:: SUPPLIED ENTRIES ::

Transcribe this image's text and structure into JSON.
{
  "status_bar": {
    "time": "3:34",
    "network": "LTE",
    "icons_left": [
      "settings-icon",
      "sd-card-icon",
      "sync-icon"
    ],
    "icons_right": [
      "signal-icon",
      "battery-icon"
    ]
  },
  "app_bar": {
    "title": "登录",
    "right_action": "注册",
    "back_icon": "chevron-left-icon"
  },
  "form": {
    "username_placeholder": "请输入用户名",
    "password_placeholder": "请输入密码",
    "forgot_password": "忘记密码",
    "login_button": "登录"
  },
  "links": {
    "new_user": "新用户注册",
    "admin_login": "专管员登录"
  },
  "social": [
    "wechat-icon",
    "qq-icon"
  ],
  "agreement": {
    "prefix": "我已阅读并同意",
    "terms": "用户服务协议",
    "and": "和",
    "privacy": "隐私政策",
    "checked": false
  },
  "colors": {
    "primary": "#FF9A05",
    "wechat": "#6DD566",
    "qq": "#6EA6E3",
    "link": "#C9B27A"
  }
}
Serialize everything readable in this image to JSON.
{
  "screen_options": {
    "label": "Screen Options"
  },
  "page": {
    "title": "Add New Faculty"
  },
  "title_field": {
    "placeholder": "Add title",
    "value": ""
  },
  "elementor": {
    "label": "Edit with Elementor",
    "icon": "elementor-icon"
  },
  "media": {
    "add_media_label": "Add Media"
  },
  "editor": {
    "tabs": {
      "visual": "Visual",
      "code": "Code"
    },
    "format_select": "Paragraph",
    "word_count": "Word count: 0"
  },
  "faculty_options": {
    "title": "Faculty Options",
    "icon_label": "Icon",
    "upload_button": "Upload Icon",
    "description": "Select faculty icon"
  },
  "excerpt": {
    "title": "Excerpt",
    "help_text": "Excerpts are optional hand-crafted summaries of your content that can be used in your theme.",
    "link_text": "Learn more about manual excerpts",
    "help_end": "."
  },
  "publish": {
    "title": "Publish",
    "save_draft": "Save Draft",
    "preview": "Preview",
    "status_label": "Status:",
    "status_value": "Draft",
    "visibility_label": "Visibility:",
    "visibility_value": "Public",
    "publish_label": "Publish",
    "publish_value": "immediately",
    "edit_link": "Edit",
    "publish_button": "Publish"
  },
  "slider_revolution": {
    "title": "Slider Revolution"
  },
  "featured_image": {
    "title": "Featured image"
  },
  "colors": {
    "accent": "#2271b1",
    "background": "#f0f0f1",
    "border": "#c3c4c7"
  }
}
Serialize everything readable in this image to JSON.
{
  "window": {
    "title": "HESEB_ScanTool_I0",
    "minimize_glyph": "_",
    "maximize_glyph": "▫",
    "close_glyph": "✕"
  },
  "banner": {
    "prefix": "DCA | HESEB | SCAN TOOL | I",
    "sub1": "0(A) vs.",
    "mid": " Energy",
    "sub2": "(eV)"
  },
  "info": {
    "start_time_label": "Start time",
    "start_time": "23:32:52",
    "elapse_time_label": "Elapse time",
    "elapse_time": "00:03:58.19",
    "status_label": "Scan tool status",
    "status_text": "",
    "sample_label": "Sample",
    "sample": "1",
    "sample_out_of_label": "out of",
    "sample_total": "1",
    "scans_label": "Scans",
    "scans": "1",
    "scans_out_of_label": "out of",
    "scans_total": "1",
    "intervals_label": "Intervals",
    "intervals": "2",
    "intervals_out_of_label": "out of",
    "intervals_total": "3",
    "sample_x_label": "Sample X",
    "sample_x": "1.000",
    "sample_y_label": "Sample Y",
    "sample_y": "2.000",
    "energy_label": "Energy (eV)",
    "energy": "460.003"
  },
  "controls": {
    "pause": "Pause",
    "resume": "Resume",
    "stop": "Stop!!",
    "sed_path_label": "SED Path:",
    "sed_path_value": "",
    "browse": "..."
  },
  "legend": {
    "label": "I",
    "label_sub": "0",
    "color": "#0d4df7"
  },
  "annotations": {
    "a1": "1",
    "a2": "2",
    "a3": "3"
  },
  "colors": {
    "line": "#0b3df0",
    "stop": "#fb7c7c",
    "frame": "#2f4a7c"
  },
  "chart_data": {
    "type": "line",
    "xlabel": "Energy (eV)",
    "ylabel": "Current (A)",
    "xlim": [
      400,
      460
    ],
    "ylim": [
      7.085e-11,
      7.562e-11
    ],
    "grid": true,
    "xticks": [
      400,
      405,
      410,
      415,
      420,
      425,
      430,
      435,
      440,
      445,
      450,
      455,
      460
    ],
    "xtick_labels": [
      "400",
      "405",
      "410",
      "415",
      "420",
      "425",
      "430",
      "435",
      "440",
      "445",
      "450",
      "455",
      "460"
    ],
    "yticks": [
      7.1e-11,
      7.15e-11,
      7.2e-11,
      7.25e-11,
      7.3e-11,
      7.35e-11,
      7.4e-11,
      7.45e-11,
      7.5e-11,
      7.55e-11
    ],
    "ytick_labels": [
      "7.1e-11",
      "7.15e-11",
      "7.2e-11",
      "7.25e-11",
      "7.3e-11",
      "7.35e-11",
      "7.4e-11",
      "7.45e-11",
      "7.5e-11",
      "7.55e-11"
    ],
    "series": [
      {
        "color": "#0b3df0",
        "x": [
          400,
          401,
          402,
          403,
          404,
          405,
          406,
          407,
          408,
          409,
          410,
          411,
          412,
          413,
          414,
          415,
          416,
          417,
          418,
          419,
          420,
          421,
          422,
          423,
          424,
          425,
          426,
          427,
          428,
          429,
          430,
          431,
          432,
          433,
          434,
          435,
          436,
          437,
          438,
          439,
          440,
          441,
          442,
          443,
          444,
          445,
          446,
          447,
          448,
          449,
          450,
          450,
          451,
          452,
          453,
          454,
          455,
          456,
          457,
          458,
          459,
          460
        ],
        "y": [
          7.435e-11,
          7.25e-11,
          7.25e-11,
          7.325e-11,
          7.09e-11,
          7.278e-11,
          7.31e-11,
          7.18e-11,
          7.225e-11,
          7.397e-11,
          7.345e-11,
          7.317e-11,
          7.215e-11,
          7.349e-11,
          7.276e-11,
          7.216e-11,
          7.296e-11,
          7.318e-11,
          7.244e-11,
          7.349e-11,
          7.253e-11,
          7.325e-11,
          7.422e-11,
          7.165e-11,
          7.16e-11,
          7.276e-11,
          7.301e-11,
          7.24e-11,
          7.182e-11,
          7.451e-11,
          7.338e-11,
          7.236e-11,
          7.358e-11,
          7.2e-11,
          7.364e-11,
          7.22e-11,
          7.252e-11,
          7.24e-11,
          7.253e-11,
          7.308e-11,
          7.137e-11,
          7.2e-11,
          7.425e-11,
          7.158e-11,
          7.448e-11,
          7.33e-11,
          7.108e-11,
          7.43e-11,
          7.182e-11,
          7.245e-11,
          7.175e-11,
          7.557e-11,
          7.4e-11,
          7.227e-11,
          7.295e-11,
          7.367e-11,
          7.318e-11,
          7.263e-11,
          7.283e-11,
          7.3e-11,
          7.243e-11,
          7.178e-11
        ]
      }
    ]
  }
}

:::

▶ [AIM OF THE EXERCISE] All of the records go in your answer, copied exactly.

▶ [WRITTEN SOLUTION]
Transcribe this image's text and structure into JSON.
{
  "status_bar": {
    "time": "3:34",
    "network": "LTE",
    "icons_left": [
      "settings-icon",
      "sd-card-icon",
      "sync-icon"
    ],
    "icons_right": [
      "signal-icon",
      "battery-icon"
    ]
  },
  "app_bar": {
    "title": "登录",
    "right_action": "注册",
    "back_icon": "chevron-left-icon"
  },
  "form": {
    "username_placeholder": "请输入用户名",
    "password_placeholder": "请输入密码",
    "forgot_password": "忘记密码",
    "login_button": "登录"
  },
  "links": {
    "new_user": "新用户注册",
    "admin_login": "专管员登录"
  },
  "social": [
    "wechat-icon",
    "qq-icon"
  ],
  "agreement": {
    "prefix": "我已阅读并同意",
    "terms": "用户服务协议",
    "and": "和",
    "privacy": "隐私政策",
    "checked": false
  },
  "colors": {
    "primary": "#FF9A05",
    "wechat": "#6DD566",
    "qq": "#6EA6E3",
    "link": "#C9B27A"
  }
}
Serialize everything readable in this image to JSON.
{
  "screen_options": {
    "label": "Screen Options"
  },
  "page": {
    "title": "Add New Faculty"
  },
  "title_field": {
    "placeholder": "Add title",
    "value": ""
  },
  "elementor": {
    "label": "Edit with Elementor",
    "icon": "elementor-icon"
  },
  "media": {
    "add_media_label": "Add Media"
  },
  "editor": {
    "tabs": {
      "visual": "Visual",
      "code": "Code"
    },
    "format_select": "Paragraph",
    "word_count": "Word count: 0"
  },
  "faculty_options": {
    "title": "Faculty Options",
    "icon_label": "Icon",
    "upload_button": "Upload Icon",
    "description": "Select faculty icon"
  },
  "excerpt": {
    "title": "Excerpt",
    "help_text": "Excerpts are optional hand-crafted summaries of your content that can be used in your theme.",
    "link_text": "Learn more about manual excerpts",
    "help_end": "."
  },
  "publish": {
    "title": "Publish",
    "save_draft": "Save Draft",
    "preview": "Preview",
    "status_label": "Status:",
    "status_value": "Draft",
    "visibility_label": "Visibility:",
    "visibility_value": "Public",
    "publish_label": "Publish",
    "publish_value": "immediately",
    "edit_link": "Edit",
    "publish_button": "Publish"
  },
  "slider_revolution": {
    "title": "Slider Revolution"
  },
  "featured_image": {
    "title": "Featured image"
  },
  "colors": {
    "accent": "#2271b1",
    "background": "#f0f0f1",
    "border": "#c3c4c7"
  }
}
Serialize everything readable in this image to JSON.
{
  "window": {
    "title": "HESEB_ScanTool_I0",
    "minimize_glyph": "_",
    "maximize_glyph": "▫",
    "close_glyph": "✕"
  },
  "banner": {
    "prefix": "DCA | HESEB | SCAN TOOL | I",
    "sub1": "0(A) vs.",
    "mid": " Energy",
    "sub2": "(eV)"
  },
  "info": {
    "start_time_label": "Start time",
    "start_time": "23:32:52",
    "elapse_time_label": "Elapse time",
    "elapse_time": "00:03:58.19",
    "status_label": "Scan tool status",
    "status_text": "",
    "sample_label": "Sample",
    "sample": "1",
    "sample_out_of_label": "out of",
    "sample_total": "1",
    "scans_label": "Scans",
    "scans": "1",
    "scans_out_of_label": "out of",
    "scans_total": "1",
    "intervals_label": "Intervals",
    "intervals": "2",
    "intervals_out_of_label": "out of",
    "intervals_total": "3",
    "sample_x_label": "Sample X",
    "sample_x": "1.000",
    "sample_y_label": "Sample Y",
    "sample_y": "2.000",
    "energy_label": "Energy (eV)",
    "energy": "460.003"
  },
  "controls": {
    "pause": "Pause",
    "resume": "Resume",
    "stop": "Stop!!",
    "sed_path_label": "SED Path:",
    "sed_path_value": "",
    "browse": "..."
  },
  "legend": {
    "label": "I",
    "label_sub": "0",
    "color": "#0d4df7"
  },
  "annotations": {
    "a1": "1",
    "a2": "2",
    "a3": "3"
  },
  "colors": {
    "line": "#0b3df0",
    "stop": "#fb7c7c",
    "frame": "#2f4a7c"
  },
  "chart_data": {
    "type": "line",
    "xlabel": "Energy (eV)",
    "ylabel": "Current (A)",
    "xlim": [
      400,
      460
    ],
    "ylim": [
      7.085e-11,
      7.562e-11
    ],
    "grid": true,
    "xticks": [
      400,
      405,
      410,
      415,
      420,
      425,
      430,
      435,
      440,
      445,
      450,
      455,
      460
    ],
    "xtick_labels": [
      "400",
      "405",
      "410",
      "415",
      "420",
      "425",
      "430",
      "435",
      "440",
      "445",
      "450",
      "455",
      "460"
    ],
    "yticks": [
      7.1e-11,
      7.15e-11,
      7.2e-11,
      7.25e-11,
      7.3e-11,
      7.35e-11,
      7.4e-11,
      7.45e-11,
      7.5e-11,
      7.55e-11
    ],
    "ytick_labels": [
      "7.1e-11",
      "7.15e-11",
      "7.2e-11",
      "7.25e-11",
      "7.3e-11",
      "7.35e-11",
      "7.4e-11",
      "7.45e-11",
      "7.5e-11",
      "7.55e-11"
    ],
    "series": [
      {
        "color": "#0b3df0",
        "x": [
          400,
          401,
          402,
          403,
          404,
          405,
          406,
          407,
          408,
          409,
          410,
          411,
          412,
          413,
          414,
          415,
          416,
          417,
          418,
          419,
          420,
          421,
          422,
          423,
          424,
          425,
          426,
          427,
          428,
          429,
          430,
          431,
          432,
          433,
          434,
          435,
          436,
          437,
          438,
          439,
          440,
          441,
          442,
          443,
          444,
          445,
          446,
          447,
          448,
          449,
          450,
          450,
          451,
          452,
          453,
          454,
          455,
          456,
          457,
          458,
          459,
          460
        ],
        "y": [
          7.435e-11,
          7.25e-11,
          7.25e-11,
          7.325e-11,
          7.09e-11,
          7.278e-11,
          7.31e-11,
          7.18e-11,
          7.225e-11,
          7.397e-11,
          7.345e-11,
          7.317e-11,
          7.215e-11,
          7.349e-11,
          7.276e-11,
          7.216e-11,
          7.296e-11,
          7.318e-11,
          7.244e-11,
          7.349e-11,
          7.253e-11,
          7.325e-11,
          7.422e-11,
          7.165e-11,
          7.16e-11,
          7.276e-11,
          7.301e-11,
          7.24e-11,
          7.182e-11,
          7.451e-11,
          7.338e-11,
          7.236e-11,
          7.358e-11,
          7.2e-11,
          7.364e-11,
          7.22e-11,
          7.252e-11,
          7.24e-11,
          7.253e-11,
          7.308e-11,
          7.137e-11,
          7.2e-11,
          7.425e-11,
          7.158e-11,
          7.448e-11,
          7.33e-11,
          7.108e-11,
          7.43e-11,
          7.182e-11,
          7.245e-11,
          7.175e-11,
          7.557e-11,
          7.4e-11,
          7.227e-11,
          7.295e-11,
          7.367e-11,
          7.318e-11,
          7.263e-11,
          7.283e-11,
          7.3e-11,
          7.243e-11,
          7.178e-11
        ]
      }
    ]
  }
}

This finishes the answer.